Workers in recent months have continued to collect water and soil samples at a contaminated site in Navassa that is part of a multi-agency cleanup.
Officials plan to hold a public meeting Tuesday in Navassa to update residents about the fieldwork efforts and environmental investigation at the property, home to a former creosote plant that was designated a Superfund site.
Since the last public hearing in December, “contractors have collected 44 groundwater samples, 15 soil samples and 13 sediment samples,” according to a news release from the U.S. Environmental Protection Agency. More than 200 soil samples had been taken already as well as nearly 150 groundwater samples as environmental officials figure out the best way to remediate the property.
The EPA is holding the meeting along with officials from the N.C. Department of Environmental Quality and Multistate Environmental Response Trust.
Soil, sediment and groundwater at the 251-acre site in Navassa have been impacted by creosote-related contaminates, according to the EPA. Kerr-McGee Chemical Corp. and other companies used the site between 1936 and 1974 for treating wood. Those wood-treatment facilities were dismantled by 1980.
EPA officials said the site contamination does not threaten people who live or work near the site.
The Multistate Environmental Response Trust formed in 2011 to own the Navassa Superfund site and 400 other contaminated properties in the country as part of a court-approved agreement between the federal government, 24 states and Tonox, formerly Kerr-McGee, according to the Multistate Trust.

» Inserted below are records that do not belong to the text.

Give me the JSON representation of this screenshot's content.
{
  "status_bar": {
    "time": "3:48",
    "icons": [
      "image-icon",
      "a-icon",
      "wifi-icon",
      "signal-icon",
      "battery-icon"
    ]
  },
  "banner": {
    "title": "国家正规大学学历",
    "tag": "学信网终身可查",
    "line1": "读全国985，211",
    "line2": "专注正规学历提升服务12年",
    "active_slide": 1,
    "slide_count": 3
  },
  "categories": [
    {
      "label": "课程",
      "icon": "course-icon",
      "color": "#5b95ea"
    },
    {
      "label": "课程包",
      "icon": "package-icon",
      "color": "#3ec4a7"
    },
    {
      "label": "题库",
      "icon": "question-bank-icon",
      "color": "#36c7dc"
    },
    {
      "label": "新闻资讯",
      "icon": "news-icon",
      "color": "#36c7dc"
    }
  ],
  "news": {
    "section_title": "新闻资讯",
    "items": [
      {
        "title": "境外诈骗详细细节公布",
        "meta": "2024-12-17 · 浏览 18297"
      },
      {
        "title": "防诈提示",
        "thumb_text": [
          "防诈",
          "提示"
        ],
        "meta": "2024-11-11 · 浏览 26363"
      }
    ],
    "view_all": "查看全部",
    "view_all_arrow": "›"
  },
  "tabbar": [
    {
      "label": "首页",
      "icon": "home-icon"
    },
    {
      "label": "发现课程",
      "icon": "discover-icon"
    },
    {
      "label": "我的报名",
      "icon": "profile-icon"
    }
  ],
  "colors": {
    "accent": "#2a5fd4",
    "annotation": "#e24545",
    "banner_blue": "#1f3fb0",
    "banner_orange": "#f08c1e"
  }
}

Settlement funding provided the Multistate Trust $92.5 million to clean up the Navassa site.
“These cleanup funds can be spent only on environmental actions, such as site investigations and cleanup,” said Christine Amrhine, a spokeswoman for the Multistate Trust. “The U.S. Environmental Protection Agency (EPA) approves Multistate Trust cleanup plans and budgets, in consultation with the North Carolina Department of Environmental Quality. The Multistate Trust has been working on environmental investigations to characterize the nature and the extent of the contamination.”
Settlement funds also resulted in more than $20 million for the Navassa Trustees Council. Those funds, Amrhine said, are to be used for projects to restore natural resources and habitat for fish, birds and other wildlife harmed by the contaminants at the Superfund site.
Tuesday’s public meeting is scheduled for 6-8 p.m. at the Navassa Community Center, 338 Main St.